Once a BIA is established, council adds an extra levy onto the tax bills of commercial property owners, which the BIA’s elected board members choose how to invest in marketing, events and beautification projects for the benefit of the business community as a whole.
Lonsdale Business Improvement Area Society director and Chop & Chew Restaurant owner Shayan Keshvadi told council he pictures a pedestrian-oriented “European style” makeover for the area with more patios and revitalization and reuse of alleys and lanes.
“Let's take the time to actually envision what Central Lonsdale to Upper Lonsdale would be. A great vision of that is Lower Lonsdale. Creating a grand boulevard from 13th to 20th streets on Lonsdale, with luscious trees, walking distances for pedestrians,” he said. “Creating a cohesive environment where people don’t need to veer too far away.”
With the Harry Jerome rec centre and surrounding land redevelopment underway, it’s the right time, Keshvadi noted.
“We do have a really good momentum and I think it's the time to pounce on this opportunity,” he said.
Most often, BIAs are formed by a reverse-petition, whereupon the commercial property owners of the area are informed of the process and given an opportunity to speak against it. If 50-per-cent-plus-one of the property owners representing more than 50 per cent of the assessed value of the properties register their opposition, the proposal will be killed.
Central Lonsdale has about 500 businesses that could become part of a BIA, Keshvadi noted. The society’s board members have already begun going door-to-door in the area, letting business owners know what they have in mind.
Getting the Lower Lonsdale BIA established was highly controversial at the time and took several attempts before it was approved in 2016. When it came up for renewal in December 2021, an enthusiastic council gave their BIA a fresh eight-year mandate.
When it came to a proposal for a new BIA in Central Lonsdale, council had no qualms about putting up some seed money, which will be spent on things like a website, outreach to local business owners and administrative costs.
Coun. Holly Back said she would have loved to have had a BIA representing her interests when she was running a salon on 14th Street at Lonsdale.
“Lower Lonsdale is so active now and I can only imagine bringing that up Lonsdale. Lonsdale is just going to be one dynamic street,” she said.
Coun.

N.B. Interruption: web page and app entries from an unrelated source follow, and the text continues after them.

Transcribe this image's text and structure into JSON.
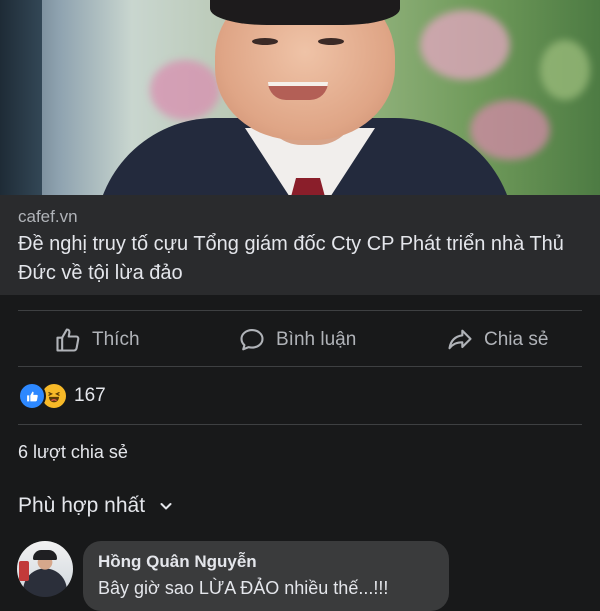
{
  "post": {
    "link": {
      "domain": "cafef.vn",
      "title": "Đề nghị truy tố cựu Tổng giám đốc Cty CP Phát triển nhà Thủ Đức về tội lừa đảo"
    }
  },
  "actions": {
    "like_label": "Thích",
    "comment_label": "Bình luận",
    "share_label": "Chia sẻ"
  },
  "reactions": {
    "icons": [
      "like-icon",
      "haha-icon"
    ],
    "count": "167"
  },
  "shares_text": "6 lượt chia sẻ",
  "comments_sort": {
    "label": "Phù hợp nhất"
  },
  "comments": [
    {
      "author": "Hồng Quân Nguyễn",
      "text": "Bây giờ sao LỪA ĐẢO nhiều thế...!!!"
    }
  ],
  "colors": {
    "background": "#18191a",
    "link_box": "#2a2b2d",
    "comment_bubble": "#3a3b3c",
    "like_blue": "#2d88ff",
    "haha_yellow": "#f7b928",
    "muted_text": "#b0b3b8"
  }
}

Don Bell, previously a big critic of the process that established the LoLo BIA, said he’s become a full convert.
“I don't want to see the loss of the mom-and-pop shops, and I say that as a former owner of a small business,” he said. “There is an adage that says ‘United we stand, divided we fall.’ I think that the unity of the businesses makes great sense, and that's been proven now in Lower Lonsdale.”
Mayor Linda Buchanan said a new BIA is entirely in keeping with her vision for the area.

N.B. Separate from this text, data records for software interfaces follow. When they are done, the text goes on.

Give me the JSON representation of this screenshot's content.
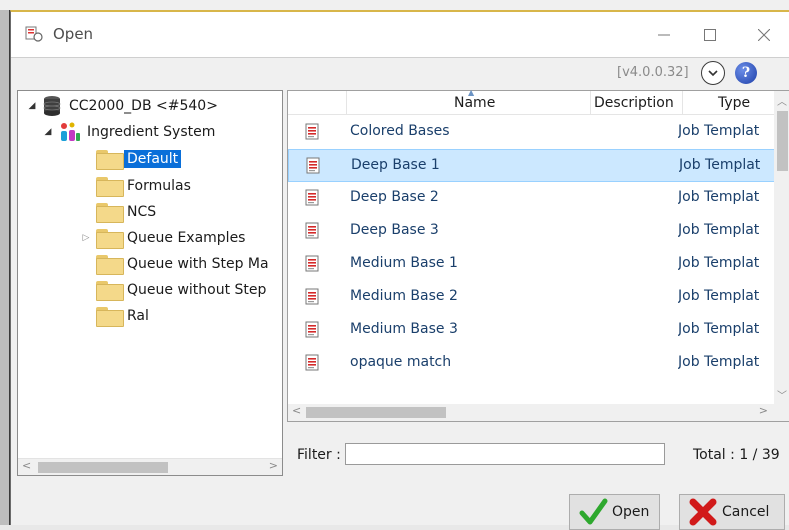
{
  "window": {
    "title": "Open",
    "version": "[v4.0.0.32]",
    "help_glyph": "?",
    "controls": {
      "minimize": "minimize-icon",
      "maximize": "maximize-icon",
      "close": "close-icon"
    }
  },
  "tree": {
    "items": [
      {
        "label": "CC2000_DB <#540>",
        "icon": "database-icon",
        "expander": "▲"
      },
      {
        "label": "Ingredient System",
        "icon": "ingredient-system-icon",
        "expander": "▲"
      },
      {
        "label": "Default",
        "icon": "folder-icon",
        "selected": true
      },
      {
        "label": "Formulas",
        "icon": "folder-icon"
      },
      {
        "label": "NCS",
        "icon": "folder-icon"
      },
      {
        "label": "Queue Examples",
        "icon": "folder-icon",
        "expander": "▷"
      },
      {
        "label": "Queue with Step Ma",
        "icon": "folder-icon"
      },
      {
        "label": "Queue without Step",
        "icon": "folder-icon"
      },
      {
        "label": "Ral",
        "icon": "folder-icon"
      }
    ]
  },
  "list": {
    "columns": {
      "name": "Name",
      "description": "Description",
      "type": "Type"
    },
    "rows": [
      {
        "name": "Colored Bases",
        "type": "Job Templat"
      },
      {
        "name": "Deep Base 1",
        "type": "Job Templat",
        "selected": true
      },
      {
        "name": "Deep Base 2",
        "type": "Job Templat"
      },
      {
        "name": "Deep Base 3",
        "type": "Job Templat"
      },
      {
        "name": "Medium Base 1",
        "type": "Job Templat"
      },
      {
        "name": "Medium Base 2",
        "type": "Job Templat"
      },
      {
        "name": "Medium Base 3",
        "type": "Job Templat"
      },
      {
        "name": "opaque match",
        "type": "Job Templat"
      }
    ]
  },
  "filter": {
    "label": "Filter :",
    "value": ""
  },
  "total": "Total :  1 / 39",
  "buttons": {
    "open": "Open",
    "cancel": "Cancel"
  },
  "colors": {
    "selection": "#0a6fd9",
    "row_selected": "#cce8ff",
    "open_check": "#2ea82e",
    "cancel_x": "#d11a1a"
  }
}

“I said in my inaugural address that [Lonsdale] would be the greatest high street in Canada. We don't set low bars here. We set high bars for us to achieve,” she said. “We're 100 per cent behind you – and we want it to be successful because if you're successful, we're successful and our residents in our city are successful. We super thrilled to see you here tonight.”
If all goes smoothly, Keshvadi said he’d like to see the BIA up and running by 2023 or 2024.